  3.  Polynomial( Polynomial& Input );
  4.   ...
  5. };
  6.  
  7. Polynomial::Polynomial( Polynomial& Input )
  8. {
  9.  degree = Input.GetDegree();
  10.  coefficients = new double [degree+1];
  11.  for( int i=0 ; i <= degree ; i++ )
  12.  { coefficients[i] = Input.GetCoefficient(i); }
  13. }
  14.  
You can then add operators to add and subtract polynomials, etc.
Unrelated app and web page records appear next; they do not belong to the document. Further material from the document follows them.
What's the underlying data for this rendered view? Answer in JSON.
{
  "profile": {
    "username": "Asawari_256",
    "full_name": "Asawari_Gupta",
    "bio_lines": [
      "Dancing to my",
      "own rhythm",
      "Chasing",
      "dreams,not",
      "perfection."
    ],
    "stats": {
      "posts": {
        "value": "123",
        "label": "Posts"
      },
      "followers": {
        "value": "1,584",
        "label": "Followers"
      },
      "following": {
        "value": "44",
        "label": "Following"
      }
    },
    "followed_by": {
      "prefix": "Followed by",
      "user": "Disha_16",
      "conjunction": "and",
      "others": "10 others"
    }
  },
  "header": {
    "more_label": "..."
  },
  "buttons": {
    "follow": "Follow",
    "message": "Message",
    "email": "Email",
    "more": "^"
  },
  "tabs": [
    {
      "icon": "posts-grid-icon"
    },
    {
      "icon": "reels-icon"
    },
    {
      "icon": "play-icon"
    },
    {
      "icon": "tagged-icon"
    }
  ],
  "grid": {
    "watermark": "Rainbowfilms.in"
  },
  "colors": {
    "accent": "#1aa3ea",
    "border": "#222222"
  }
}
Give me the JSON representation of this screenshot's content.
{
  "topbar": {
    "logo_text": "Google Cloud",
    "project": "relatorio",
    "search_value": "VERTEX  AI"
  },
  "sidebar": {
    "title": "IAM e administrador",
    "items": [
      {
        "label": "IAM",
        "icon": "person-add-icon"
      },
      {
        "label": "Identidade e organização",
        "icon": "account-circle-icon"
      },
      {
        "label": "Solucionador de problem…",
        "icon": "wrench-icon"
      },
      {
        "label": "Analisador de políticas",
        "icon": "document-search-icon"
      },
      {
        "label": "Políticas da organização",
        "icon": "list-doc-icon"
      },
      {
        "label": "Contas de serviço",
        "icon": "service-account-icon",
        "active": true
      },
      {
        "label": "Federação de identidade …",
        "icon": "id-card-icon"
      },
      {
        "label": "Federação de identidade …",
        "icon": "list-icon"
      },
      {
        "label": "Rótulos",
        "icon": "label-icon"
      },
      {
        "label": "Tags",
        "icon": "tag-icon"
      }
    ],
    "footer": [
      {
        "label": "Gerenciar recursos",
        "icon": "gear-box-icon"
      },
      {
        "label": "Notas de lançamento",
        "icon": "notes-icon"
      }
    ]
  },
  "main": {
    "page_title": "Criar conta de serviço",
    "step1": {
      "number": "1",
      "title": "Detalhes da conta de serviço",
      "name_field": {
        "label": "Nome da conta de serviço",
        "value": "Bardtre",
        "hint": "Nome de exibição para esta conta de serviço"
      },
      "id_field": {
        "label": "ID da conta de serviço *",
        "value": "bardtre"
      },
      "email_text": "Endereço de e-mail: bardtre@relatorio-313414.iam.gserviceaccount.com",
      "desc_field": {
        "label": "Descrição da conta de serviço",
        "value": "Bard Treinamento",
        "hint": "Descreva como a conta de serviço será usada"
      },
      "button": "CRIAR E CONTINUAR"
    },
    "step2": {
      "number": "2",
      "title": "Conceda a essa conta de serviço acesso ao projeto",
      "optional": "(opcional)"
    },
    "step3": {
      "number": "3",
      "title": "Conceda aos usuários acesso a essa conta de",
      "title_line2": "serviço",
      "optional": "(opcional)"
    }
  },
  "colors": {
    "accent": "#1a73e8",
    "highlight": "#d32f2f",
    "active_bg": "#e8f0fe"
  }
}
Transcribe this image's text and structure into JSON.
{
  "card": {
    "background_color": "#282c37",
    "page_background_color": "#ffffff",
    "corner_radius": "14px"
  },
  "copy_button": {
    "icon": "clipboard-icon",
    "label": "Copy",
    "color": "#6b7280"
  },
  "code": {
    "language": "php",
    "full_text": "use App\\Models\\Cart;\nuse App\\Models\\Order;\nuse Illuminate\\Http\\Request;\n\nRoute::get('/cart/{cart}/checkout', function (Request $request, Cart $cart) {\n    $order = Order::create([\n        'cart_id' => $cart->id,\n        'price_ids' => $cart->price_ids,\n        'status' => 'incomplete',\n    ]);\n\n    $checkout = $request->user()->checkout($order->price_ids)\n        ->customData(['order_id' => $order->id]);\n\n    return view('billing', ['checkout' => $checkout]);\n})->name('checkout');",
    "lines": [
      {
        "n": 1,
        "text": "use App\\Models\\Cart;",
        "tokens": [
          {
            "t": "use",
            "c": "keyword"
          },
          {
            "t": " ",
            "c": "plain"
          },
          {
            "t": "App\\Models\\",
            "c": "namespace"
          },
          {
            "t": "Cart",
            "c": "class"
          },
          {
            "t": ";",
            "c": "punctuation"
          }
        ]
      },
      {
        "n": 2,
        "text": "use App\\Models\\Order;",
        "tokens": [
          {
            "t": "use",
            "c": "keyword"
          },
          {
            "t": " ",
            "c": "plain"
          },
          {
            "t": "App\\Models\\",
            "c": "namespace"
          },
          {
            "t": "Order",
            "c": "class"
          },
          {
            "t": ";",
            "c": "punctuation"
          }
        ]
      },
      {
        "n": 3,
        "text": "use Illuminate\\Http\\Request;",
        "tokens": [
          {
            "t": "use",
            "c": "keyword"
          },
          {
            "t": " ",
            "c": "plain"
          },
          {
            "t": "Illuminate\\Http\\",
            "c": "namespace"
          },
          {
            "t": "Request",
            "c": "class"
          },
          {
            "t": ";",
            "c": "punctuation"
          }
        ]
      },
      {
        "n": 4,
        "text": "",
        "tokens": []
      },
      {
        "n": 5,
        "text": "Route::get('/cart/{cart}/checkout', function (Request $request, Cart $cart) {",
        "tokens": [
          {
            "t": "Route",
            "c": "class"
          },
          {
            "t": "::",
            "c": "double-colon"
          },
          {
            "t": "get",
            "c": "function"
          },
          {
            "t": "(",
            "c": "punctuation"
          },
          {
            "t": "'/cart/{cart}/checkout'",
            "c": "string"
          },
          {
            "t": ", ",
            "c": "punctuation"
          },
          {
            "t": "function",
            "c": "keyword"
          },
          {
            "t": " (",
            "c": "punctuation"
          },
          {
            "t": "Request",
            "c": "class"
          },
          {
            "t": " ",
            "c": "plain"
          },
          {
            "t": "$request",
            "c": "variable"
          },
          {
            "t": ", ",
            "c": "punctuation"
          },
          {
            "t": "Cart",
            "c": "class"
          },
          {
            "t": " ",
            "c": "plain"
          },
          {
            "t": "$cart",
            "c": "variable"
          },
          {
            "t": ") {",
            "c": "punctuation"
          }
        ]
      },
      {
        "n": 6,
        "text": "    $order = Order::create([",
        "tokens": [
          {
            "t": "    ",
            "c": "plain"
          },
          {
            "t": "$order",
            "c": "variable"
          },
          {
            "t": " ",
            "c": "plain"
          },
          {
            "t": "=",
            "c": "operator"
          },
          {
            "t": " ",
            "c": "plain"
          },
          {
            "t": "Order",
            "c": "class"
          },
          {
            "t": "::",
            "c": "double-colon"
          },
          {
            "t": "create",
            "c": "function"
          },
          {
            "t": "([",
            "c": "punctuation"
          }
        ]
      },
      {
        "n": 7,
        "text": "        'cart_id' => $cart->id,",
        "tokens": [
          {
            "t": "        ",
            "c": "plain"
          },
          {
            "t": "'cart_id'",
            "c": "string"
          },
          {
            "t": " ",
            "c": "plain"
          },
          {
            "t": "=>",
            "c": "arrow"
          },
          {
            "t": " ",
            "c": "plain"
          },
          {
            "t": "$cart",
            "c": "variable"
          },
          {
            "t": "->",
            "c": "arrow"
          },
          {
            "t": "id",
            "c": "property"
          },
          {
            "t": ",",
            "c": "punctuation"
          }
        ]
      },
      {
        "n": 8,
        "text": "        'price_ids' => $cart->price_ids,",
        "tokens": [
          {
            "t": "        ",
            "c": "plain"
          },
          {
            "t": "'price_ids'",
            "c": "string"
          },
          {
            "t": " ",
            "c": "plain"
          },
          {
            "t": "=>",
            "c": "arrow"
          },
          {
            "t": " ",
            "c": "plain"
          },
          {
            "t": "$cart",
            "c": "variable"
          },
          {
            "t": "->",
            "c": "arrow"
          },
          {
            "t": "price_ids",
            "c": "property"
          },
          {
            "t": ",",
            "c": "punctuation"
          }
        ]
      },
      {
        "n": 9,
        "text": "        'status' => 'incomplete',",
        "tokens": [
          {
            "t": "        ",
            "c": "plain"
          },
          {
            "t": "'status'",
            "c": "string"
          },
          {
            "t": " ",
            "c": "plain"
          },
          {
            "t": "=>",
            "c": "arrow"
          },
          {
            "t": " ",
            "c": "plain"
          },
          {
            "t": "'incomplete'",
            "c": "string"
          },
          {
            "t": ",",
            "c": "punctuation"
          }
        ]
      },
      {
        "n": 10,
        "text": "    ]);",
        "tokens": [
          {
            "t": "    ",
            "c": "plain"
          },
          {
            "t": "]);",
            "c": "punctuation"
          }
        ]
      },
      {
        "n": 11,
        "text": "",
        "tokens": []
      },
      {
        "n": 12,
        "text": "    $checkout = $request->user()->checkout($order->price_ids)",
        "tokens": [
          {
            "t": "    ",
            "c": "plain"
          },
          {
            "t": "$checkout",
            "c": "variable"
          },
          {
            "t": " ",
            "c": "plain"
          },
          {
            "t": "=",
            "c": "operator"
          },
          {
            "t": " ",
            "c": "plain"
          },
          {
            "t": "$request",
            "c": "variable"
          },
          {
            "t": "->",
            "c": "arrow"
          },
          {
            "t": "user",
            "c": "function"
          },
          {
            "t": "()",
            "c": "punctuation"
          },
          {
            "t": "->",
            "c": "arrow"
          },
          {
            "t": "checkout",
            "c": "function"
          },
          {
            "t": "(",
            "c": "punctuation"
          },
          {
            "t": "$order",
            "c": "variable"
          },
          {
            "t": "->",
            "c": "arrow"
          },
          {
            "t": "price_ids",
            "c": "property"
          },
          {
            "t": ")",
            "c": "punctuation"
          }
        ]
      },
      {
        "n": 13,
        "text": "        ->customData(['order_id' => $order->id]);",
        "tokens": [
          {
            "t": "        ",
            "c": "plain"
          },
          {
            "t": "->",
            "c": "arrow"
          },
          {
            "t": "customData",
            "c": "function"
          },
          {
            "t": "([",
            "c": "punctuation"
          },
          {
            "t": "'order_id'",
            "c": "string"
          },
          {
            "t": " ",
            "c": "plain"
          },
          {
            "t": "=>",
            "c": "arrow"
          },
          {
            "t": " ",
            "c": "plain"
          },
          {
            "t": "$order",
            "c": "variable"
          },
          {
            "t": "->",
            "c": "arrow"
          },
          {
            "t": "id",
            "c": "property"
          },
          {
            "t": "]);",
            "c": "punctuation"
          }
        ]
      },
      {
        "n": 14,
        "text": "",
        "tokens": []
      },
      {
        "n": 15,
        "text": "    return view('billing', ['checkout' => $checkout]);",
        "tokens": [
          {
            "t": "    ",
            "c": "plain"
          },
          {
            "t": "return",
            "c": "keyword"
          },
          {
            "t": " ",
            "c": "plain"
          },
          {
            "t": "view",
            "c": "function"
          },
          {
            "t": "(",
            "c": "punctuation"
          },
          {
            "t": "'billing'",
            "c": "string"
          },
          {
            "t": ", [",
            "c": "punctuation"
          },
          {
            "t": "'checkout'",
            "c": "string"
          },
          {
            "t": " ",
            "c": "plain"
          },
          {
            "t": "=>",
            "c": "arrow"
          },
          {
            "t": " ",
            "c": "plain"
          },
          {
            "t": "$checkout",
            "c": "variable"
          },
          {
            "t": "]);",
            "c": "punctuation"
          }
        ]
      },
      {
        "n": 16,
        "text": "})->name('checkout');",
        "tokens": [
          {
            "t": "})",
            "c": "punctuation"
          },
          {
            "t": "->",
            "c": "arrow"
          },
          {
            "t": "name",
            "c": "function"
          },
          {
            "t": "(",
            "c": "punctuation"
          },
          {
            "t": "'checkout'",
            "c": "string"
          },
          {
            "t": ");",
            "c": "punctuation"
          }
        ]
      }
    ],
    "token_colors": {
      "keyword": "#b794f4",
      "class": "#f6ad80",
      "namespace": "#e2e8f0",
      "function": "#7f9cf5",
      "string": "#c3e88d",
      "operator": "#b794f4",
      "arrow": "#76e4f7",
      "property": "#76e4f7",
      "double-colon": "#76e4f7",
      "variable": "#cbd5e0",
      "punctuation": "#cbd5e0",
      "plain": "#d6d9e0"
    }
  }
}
Using the operator() for evaluation might be nice, too. e.g.,

Expand|Select|Wrap|Line Numbers
  1. double Polynomial::operator()( double x )
  2. {
  3.  return Evaluate(x);
  4. }
  5.  
All polynomial operations should be regarded as operations on coefficients, so it makes sense to store and manipulate the coefficients.

Please let me know if you have any problems here, as I just wrote this off the top of my head and haven't had a chance to test. (I'm only worried about the copy constructor. ;)) Thanks -- Paul

Expand|Select|Wrap|Line Numbers
  1. Sample use:
  2.  
  3. // Here's the polynomial 1 + 2x + x^2;
  4.  
  5. Polynomial P;
  6. P.SetDegree(2);
  7. P.SetCoefficient(0,1);
  8. P.SetCoefficient(1,2);
  9. P.SetCoefficient(2,1);
  10.  
  11. P.display();
  12.  
  13. cout << "P(1) should be 4: " << P(1) << endl;
  14.  
  15. // remind me what the coefficient of x is again:
  16.  
  17. cout << "coefficient of x: " << P.GetCoefficient(1) << endl;
  18.  
  19.  
Nov 14 '06 #3

Post your reply

Sign in to post your reply or Sign up for a free account.